Reducing the amount of food (calorie restriction) is perhaps the most powerful health tool known to man. Taking in less calories than your body expends for a couple weeks alone, will be sufficent to improve insulin sensitivity and restore digestive integrity. No need for a juice cleanse. Instead, cut out snacking throughout the day and reduce the portion size at your main meals. If you’re overweight, losing the spare tire will work wonders for your digestion.
And lastly, consider getting a comprehensive blood panel done. Addressing micronutrient deficiencies will benefit your digestion more than eating clean or healthy ever could. Especially if you find yourself in a position where nothing else seems to help. Make sure your Vitamin D, Magnesium, Zinc and Iron levels are adequate (ask your doc for these tests specifically!). Don’t make the mistake of thinking you have all bases covered because you eat the occasional carrot.
How to bulletproof your digestion:
- Eliminate junk food from your diet
- Introduce days of undereating (deficit days)
- Lose the excess weight
- Support your gut microbiome by maximizing nutrient density
- Address micronutrient deficiencies (!!)
Now it’s on you. Stop paying attention to the media buzz and start taking matters into your own hands. If you think this is too simple a solution, you’re mistaken. Your body is subject to the most primal laws of nature. Bad luck and bad genetics don’t exist. You were born with all the right tools to get the job done.
I encourage you to check out the links I provided throughout this article for additional information. If there’s anything else you want to know, leave a comment or ask me directly.
Thank you for reading
Bailey, R.L., West, K.P. Jr, Black, R.E. (2015). The epidemiology of global micronutrient deficiencies. Ann Nutr Metab. 2015;66 Suppl 2:22-33.
Brown, K., DeCoffe, D., Molcan, E., & Gibson, D. L. (2012). Diet-Induced Dysbiosis of the Intestinal Microbiota and the Effects on Immunity and Disease.Nutrients, 4(8), 1095–1119.

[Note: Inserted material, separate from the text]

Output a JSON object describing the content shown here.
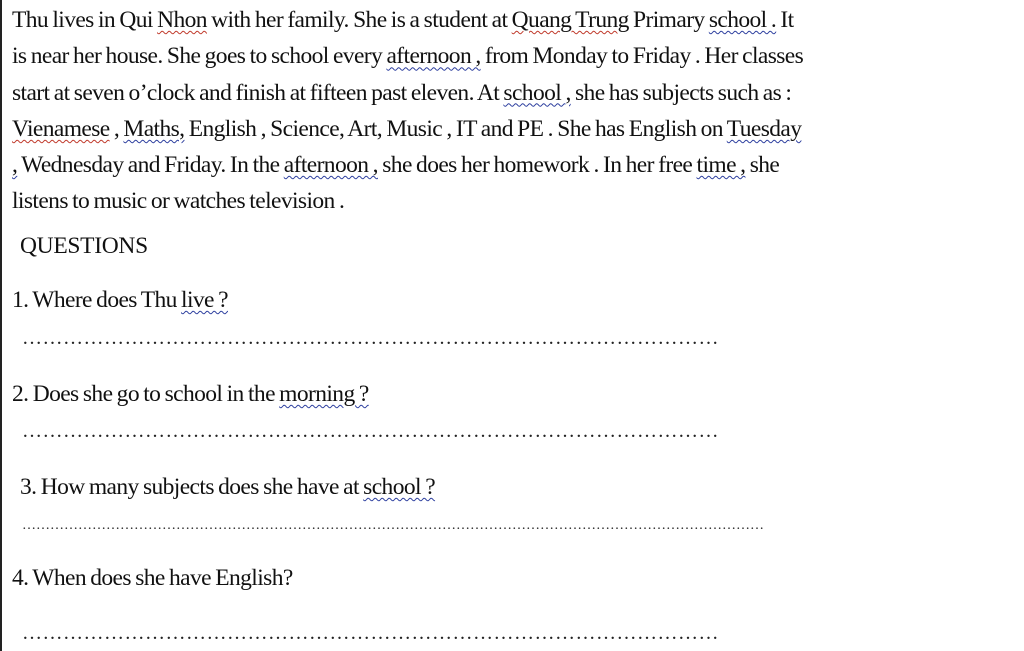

Fred J.P.H. Brouns, Vincent J. van Buul , Peter R. Shewry (2013). Does wheat make us fat and sick? Journal of Cereal Science; 58 (2013): 209-215
Cummins, A.G., Roberts-Thomson, I.C. (2009). Prevalence of celiac disease in the asia–pacific region. Journal of Gastroenterology and Hepatology, 24 (2009), 1347–1351
M. Hession , C. Rolland , U. Kulkarni , A. Wise and J. Broom (2009). Systematic review of randomized controlled trials of low-carbohydrate vs. low-fat/low-calorie diets in the management of obesity and its comorbidities. Obes Rev. 2009 Jan;10(1):36-50
Ludvigsson, J.F., Leffler, D.A., Bai, J.C., Biagi, F., Fasano, A., Green, P.H., Hadjivassiliou, M., Kaukinen, K., Kelly, C.P., Leonard, J.N., Lundin, K.E., Murray, J.A., Sanders, D.S., Walker, M.M., Zingone, F., Ciacci, C. (2013). The Oslo definitions for coeliac disease and related terms. Gut 62 (1): 43–52.
Molina-Infante J, Santolaria S, Sanders DS, Fernández-Bañares F (May 2015). “ystematic review: noncoeliac gluten sensitivity” Aliment Pharmacol Ther (Review) 41 (9): 807–20.
K. Mustalahti, C. Catassi, A. Reunanen, E. Fabiani, M. Heier, S. McMillan, L. Murray, M.H. Metzger, M. Gasparin, E. Bravi (2010). The prevalence of celiac disease in europe: results of a centralized, international mass screening project. Annals of Medicine, 42 (2010), pp. 587–595
Redman, L. M., Martin, C. K., Williamson, D. A., & Ravussin, E. (2008). Effect of Caloric Restriction in Non-Obese Humans on Physiological, Psychological and Behavioral Outcomes. Physiology & Behavior, 94(5), 643–648
Sekirov, I., Russell, S.L., Antunes, L.C., Finlay, B.B. (2010). Gut microbiota in health and disease. Physiol Rev. 2010 Jul; 90(3):859-904.